the evening, as if he was going with his mate to LARK, n. s. Sax. laperce, ærpack, an
Both the cock and hen of this kind are early riser; Belg. leuwerk, subject to many disorders ; the principal of these LARK'LIKE, adj. Slarc; Teut. lerch; Dan. are cramp, giddiness of the head, and breeding lerke. Minsheu gives us an amusing specimen lice. Cleanliness is the best cure for the first of etymology under this word : " which," he says, and the last of these complaints; but we know
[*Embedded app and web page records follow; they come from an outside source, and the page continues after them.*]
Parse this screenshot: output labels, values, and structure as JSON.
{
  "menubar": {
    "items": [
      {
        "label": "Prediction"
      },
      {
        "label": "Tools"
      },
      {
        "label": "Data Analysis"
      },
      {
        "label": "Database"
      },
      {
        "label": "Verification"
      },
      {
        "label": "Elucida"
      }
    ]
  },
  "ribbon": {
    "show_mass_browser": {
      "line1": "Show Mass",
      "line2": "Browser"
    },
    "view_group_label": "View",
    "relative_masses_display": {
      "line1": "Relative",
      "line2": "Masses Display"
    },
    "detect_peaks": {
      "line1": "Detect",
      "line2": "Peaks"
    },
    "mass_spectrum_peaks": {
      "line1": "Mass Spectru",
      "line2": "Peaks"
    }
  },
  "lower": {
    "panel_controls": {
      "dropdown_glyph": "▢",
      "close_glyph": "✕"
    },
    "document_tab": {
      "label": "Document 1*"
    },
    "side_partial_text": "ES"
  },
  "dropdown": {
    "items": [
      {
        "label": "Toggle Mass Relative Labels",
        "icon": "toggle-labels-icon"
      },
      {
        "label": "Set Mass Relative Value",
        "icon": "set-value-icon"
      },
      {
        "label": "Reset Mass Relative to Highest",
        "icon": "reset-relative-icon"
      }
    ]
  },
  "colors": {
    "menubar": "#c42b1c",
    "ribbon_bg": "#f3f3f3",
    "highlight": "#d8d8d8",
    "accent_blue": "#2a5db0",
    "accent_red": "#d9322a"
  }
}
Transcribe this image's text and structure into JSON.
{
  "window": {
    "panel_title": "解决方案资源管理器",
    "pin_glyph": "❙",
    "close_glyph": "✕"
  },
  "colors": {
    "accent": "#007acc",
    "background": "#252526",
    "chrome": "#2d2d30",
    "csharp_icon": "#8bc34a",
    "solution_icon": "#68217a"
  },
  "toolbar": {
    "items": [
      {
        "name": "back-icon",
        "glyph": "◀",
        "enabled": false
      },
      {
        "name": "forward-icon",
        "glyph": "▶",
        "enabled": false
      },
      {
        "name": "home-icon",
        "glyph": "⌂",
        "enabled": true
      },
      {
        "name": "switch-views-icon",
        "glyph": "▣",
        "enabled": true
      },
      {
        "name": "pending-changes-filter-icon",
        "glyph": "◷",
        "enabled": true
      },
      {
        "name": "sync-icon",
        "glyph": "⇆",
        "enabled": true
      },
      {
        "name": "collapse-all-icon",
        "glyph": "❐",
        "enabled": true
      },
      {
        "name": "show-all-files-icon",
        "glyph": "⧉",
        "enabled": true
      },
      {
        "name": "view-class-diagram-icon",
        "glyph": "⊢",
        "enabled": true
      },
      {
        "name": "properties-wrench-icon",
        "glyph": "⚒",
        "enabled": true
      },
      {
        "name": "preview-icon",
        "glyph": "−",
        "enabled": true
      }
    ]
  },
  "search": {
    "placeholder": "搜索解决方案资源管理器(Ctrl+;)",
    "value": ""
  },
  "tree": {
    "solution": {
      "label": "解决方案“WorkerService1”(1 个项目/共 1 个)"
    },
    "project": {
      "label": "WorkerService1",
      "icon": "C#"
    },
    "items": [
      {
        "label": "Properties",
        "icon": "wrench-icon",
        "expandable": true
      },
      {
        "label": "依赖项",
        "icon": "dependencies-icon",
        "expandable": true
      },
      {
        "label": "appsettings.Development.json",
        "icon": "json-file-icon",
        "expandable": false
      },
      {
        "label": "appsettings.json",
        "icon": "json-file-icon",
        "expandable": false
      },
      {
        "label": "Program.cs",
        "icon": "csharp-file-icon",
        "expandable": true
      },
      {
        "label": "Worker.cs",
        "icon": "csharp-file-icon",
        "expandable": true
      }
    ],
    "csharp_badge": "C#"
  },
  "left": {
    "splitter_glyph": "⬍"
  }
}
after Geropius, is derived in the Belg. leuwerk, of no cure for the other. "A good strong bird, from leaf-werk, i. e. our lives' work, because this however, will often last very well five or six years, bird flies seven sundry times every day very high, and improve all the time. and so sings hymns and songs to his Creator, in LARKS, Daring, or Doring, a method of which consists our lives' work. A species of taking larks, by means of a clap-net and a lookALAUDA, which see. A larker is an old name for ing glass. or this there must be provided four a catcher of larks.
sticks very straight and light, about the bigness of